Among the changes: The State Department won greater sway in strike decisions; Pakistani leaders got advance notice about more operations; and the CIA agreed to suspend operations when Pakistani officials visit the US.
Drones are a delicate political issue in Pakistan, where the Pakistani government has long denied (and still denies) that US drone strikes are carried out with its permission. As Marc Ambinder and Jeffrey Goldberg write, US relations with Pakistan have deteriorated even further since the raid on the Pakistani city of Abbotabad in which Osama bin Laden was killed, and Pakistani citizens have grown even angrier about the fact that the US can bomb their country any time it wants. US officials, on the other hand, see the strikes as one of their only options for dealing with militants striking in Afghanistan from across the border, some of whom retain support from the Pakistani Inter-Services Intelligence agency.
There are basically two kinds of strikes the CIA carries out—strikes on specific targets and "signature strikes," which target groups of individuals the government suspects are militants. How does it know they're actually militants? It "tracks their movements and activities for hours or days before striking them." Which is to say, the CIA thinks it's getting the right people, but it doesn't always know for sure. And when asked, the government claims that the CIA almost never makes mistakes. White House Counterterrorism Adviser John Brennan said in June that there hadn't been "a single collateral death" from the drone program in almost a year.
Third-party evaluations of the drone program say otherwise. The Bureau of Investigative Journalism concluded in a report released in August that "at least 392 civilians" were among the estimated nearly 2,500 people killed in drone strikes since 2004. Then there's the first-hand experiences of Pakistanis who have lost family members as a result of drone strikes.
This isn't the first time the State Department has sought to rein in the vastly expanded use of drones against suspected terrorists since Obama took office. In September Charlie Savage reported that State Department Legal Adviser Harold Koh was embroiled in a dispute with Pentagon General Counsel Jeh Johnson over the standards for targeted killing in places like Somalia and Yemen, far away from the active zone of military combat in Afghanistan.

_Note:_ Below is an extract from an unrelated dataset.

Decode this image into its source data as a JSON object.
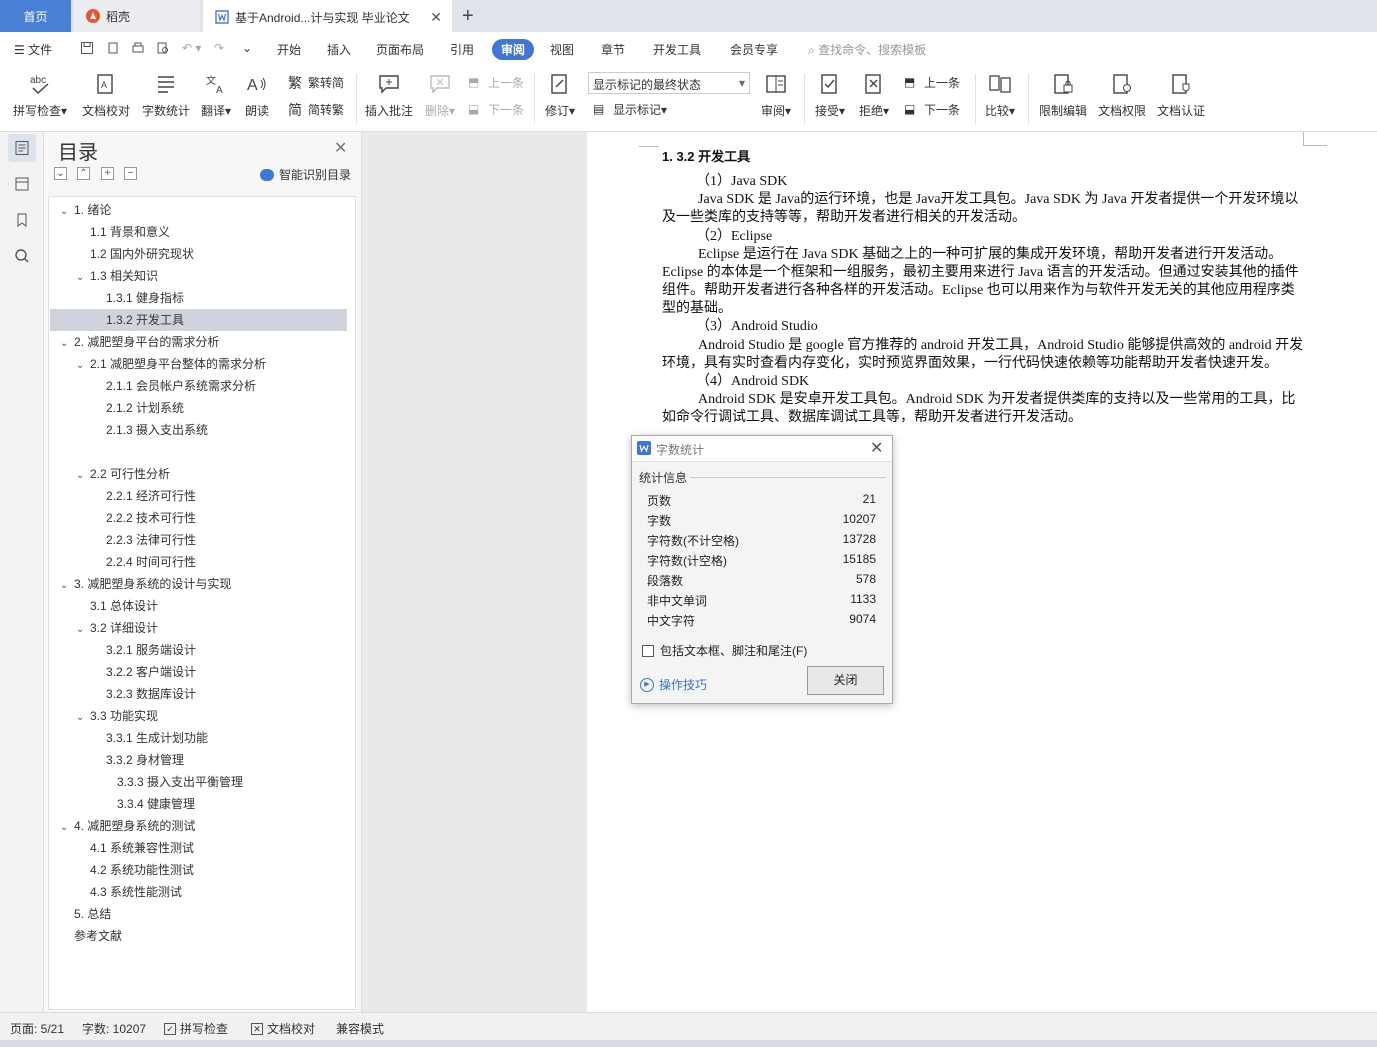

In its dispute with the CIA, though, State seems to have had a key ally in its argument that the drone program was harming the US' ability to convince Pakistan to help the US wind down the war in Afghanistan. According to the Wall Street Journal, the new head of the CIA, David Petraeus, "voiced caution against strikes on large groups of fighters."